Jinpei could imagine incurring the wrath of a sleep-deprived, highly trained fighter and expert marksman and decided it was best to let Joe sleep.
“I was only gonna put his hand in warm water to see if it would make him wake up to use the bathroom,” he whined.
Jun brought a blanket over to the table and draped it over Joe’s back.
“Ken, he’s really out to it.” She tucked the blanket around Joe as best she could and he still didn’t stir. “I mean he’s really deeply asleep.”
The look she gave her commander as she spoke expressed a depth of concern that Ken felt too, but tried not to let show.
“Don’t forget what Joe’s been through in the last few days,” Ken reflected.
“What about the rest of us?” Jinpei expressed his indignation. “We’re all tired from the mission too. It’s not like fighting that purple freak and his goons is easy.”
“Ken’s not just talking about the mission,” Jun explained, patiently. “Everyone – including Joe – played their part while we were on duty. We’re not going to get into a discussion about who fought the most Galactor soldiers, or how many times our weapons were used, or whose contributions were more valuable. You might not like the results!”
“He’s talking about what Joe was doing right before we got the call-up,” Ryu said as he finished his breakfast. The PanPacific 6 Hour production car race.”
“Right,” Ken continued. “Joe was driving the ISO’s new experimental hybrid. Saturday’s practice was the first time he’d driven it, and you know what Joe’s like. Between practice sessions and qualifying, whenever he wasn’t behind the wheel, he would have been giving the mechanics and engineers a run for their money trying to get the set up perfect for the race on Sunday.”
“He was up against some pretty formidable opposition, too,” added Ryu. “Those manufacturers take this kind of race seriously, and they pay big money to get the best drivers – guys who drive like demons for the whole six hours. There was a lot of paint swapping and panel damage during the race.”
“Not to mention the added stresses of pit strategies, changes in track condition, tyre degradation, brake wear and component failure that are part and parcel of an endurance race,” Jun continued. “That all takes a toll on the drivers.”
“And all the media stuff after he won,” Jinpei joined in. “He hates that stuff at the best of times.”
“That’s where he was when we got the call to assemble,” Ryu stated.
“How did he get out of it this time?” Ken asked.
“Some motor-mag journalist made it easy for him.
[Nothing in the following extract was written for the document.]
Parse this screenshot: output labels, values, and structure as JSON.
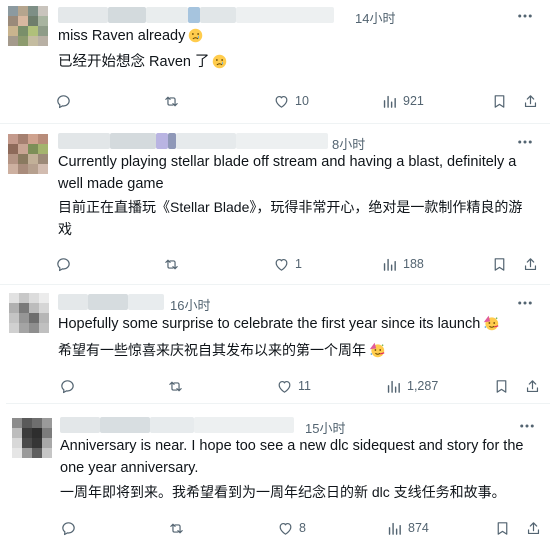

Asked him a stupid question about whether the light-weight materials the ISO used in construction had compromised the car’s structural integrity.” Ryu chuckled before going on. “Joe shrugged, said ‘This car made it through six hours of on track dicing in one piece. A dozen others didn’t. We completed the most laps and finished in first place. Enough said.’ Then he just walked away.”
Ken found himself smiling at the thought of the withering glare Joe would have given the journalist before answering the ill-directed question. Just then his bracelet chimed.
“On our way, Hakase, but Joe’s not gonna make it to debrief,” Ken answered the summons.
There was a brief pause while Dr Nambu considered sending all of them to their quarters for some much needed sleep, and decided against it. Regrettably, past experience had shown he needed to get at least a preliminary report from the team while the mission was still fresh in their minds.
“Let him sleep. We’ll keep it brief and I’ll talk to Joe when he wakes up,” He finally said.
“Roger,” Ken acknowledged, and led the team from the room.
Jinpei, the last out, looked back at his sleeping team-mate and whispered good-night to Joe before turning out the lights on the way through the door.